The world at large knows Disney as the family-friendly cultural behemoth that is responsible for almost single-handedly putting animated films on the map. While people are also aware that Disney is the most successful production company in history, few realize just how big the company is, and the vast areas of work the company is actively involved in.
The Disney Research team, spread out all over the world and drawing from a global talent pool, is responsible for a number of significant innovations. The latest topic that Disney has published a research paper on promises to revolutionize the way surveillance is carried out.
The cameras you see clipped to the corners of walls in commercial spaces provide a continuous feed of their recording to the establishment’s security personnel.

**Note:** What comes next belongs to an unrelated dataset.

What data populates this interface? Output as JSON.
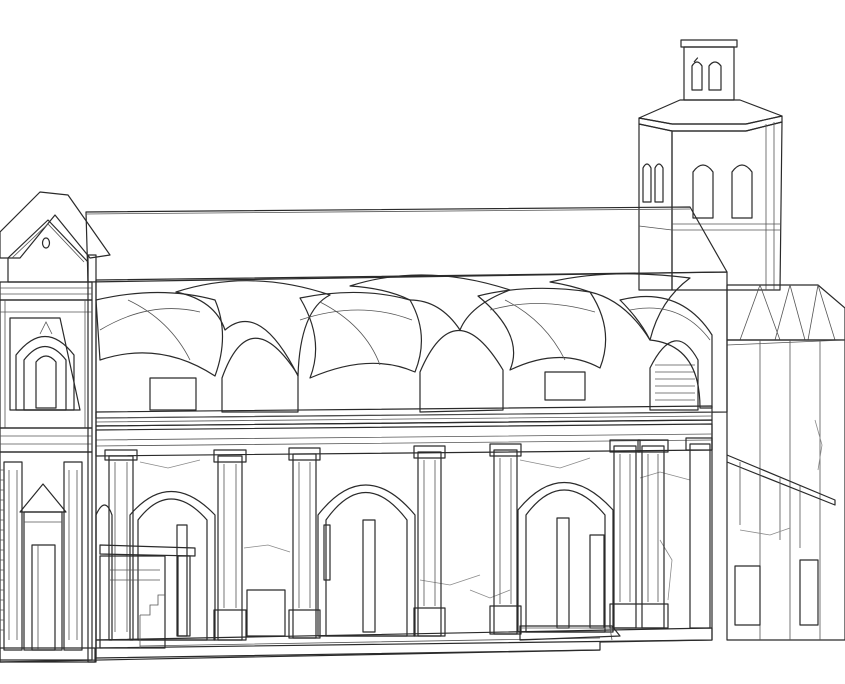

It’s up to the personnel to keep an eye out for any person caught in the recording who might constitute a threat to the area.
Of course, such individuals can hardly be expected to stand in one area to be continuously tracked by the same camera long enough for security to find them. The person will be constantly moving between different parts of the establishment, showing up on different camera feeds that will all need to be kept an eye on by the security personnel to track the person’s movements.
New image recognition software is being developed which will take over the tracking part of surveillance. It’s the same type of software already being used by Facebook and various other sites to confirm the identity of their users.
While current software works great when the subject is staring right at the camera and standing very still, things get more tricky when the person caught on camera is moving around. Different parts of the face get varying amounts of light at different angles. Subtle movements of the face or body can throw off the software’s recognition capacity. The Software can be confused well enough to allow the individual under surveillance to slip out of view simply due to random background objects. Or differently colored hair. Or sunglasses.
A Patchy Solution
For some time now, Disney has been working on improving the image-recognition ability of the many, many security cameras installed all over the Magic Kingdom.
The solution they’ve come up with is as elegantly simple at the theoretical level as the actual work put into it is complicated. Basically, instead of having the software identify the full face of an individual and trying to track it across different feeds, the new program identifies tiny, rectangular sub-regions of the person’s face called ‘Patches’. Identifying individual patches instead of the full face means the software has to do several times more work to process the image than it currently does.
But the software’s image-recognition ability also improves significantly. Since the software is now using a composite of different parts of the individual’s face and body, even if those parts show up under different lighting and background condition, they become far easier to identify and track.
Experiments conducted by the research team have already proven that this new system of identification works much better than earlier-used detection systems.
So how soon will we see this new and improved form of video surveillance hit the streets of The Magic Kingdom? That’s hard to say. The research that has gone into designing the software is solid, but also very recent. A host of real-world experiments will have to take place before the project is given the green signal. Which means you can rest easy for now knowing the cameras won’t be able to track you after you punch out random employees on a visit to Disneyland and try to make a break for it.
Once the software does see wide-scale deployment in the coming years, it will significantly raise the standard of satellite surveillance operations. In the past, some of the worst accidents have occurred because automated drones had been unable to properly identify and track their targets, and innocent people ended up paying the price for that mistake. This new software should go a long way towards making the work of tracking criminals easier for law enforcement, with the improved data sets obtained by the software from the video also carrying more weight in court.
Of course, there is that inevitable flip side of the research pertaining to the privacy issues that crop up whenever the topic of surveillance comes up. How soon before you get illegal drones relentlessly stalking celebs in their private lives, no matter how hard they try to dodge the drone’s camera? How soon until every single step you take outside your house is caught up on some sort of government camera that can track your movements no matter where you go or what you look like?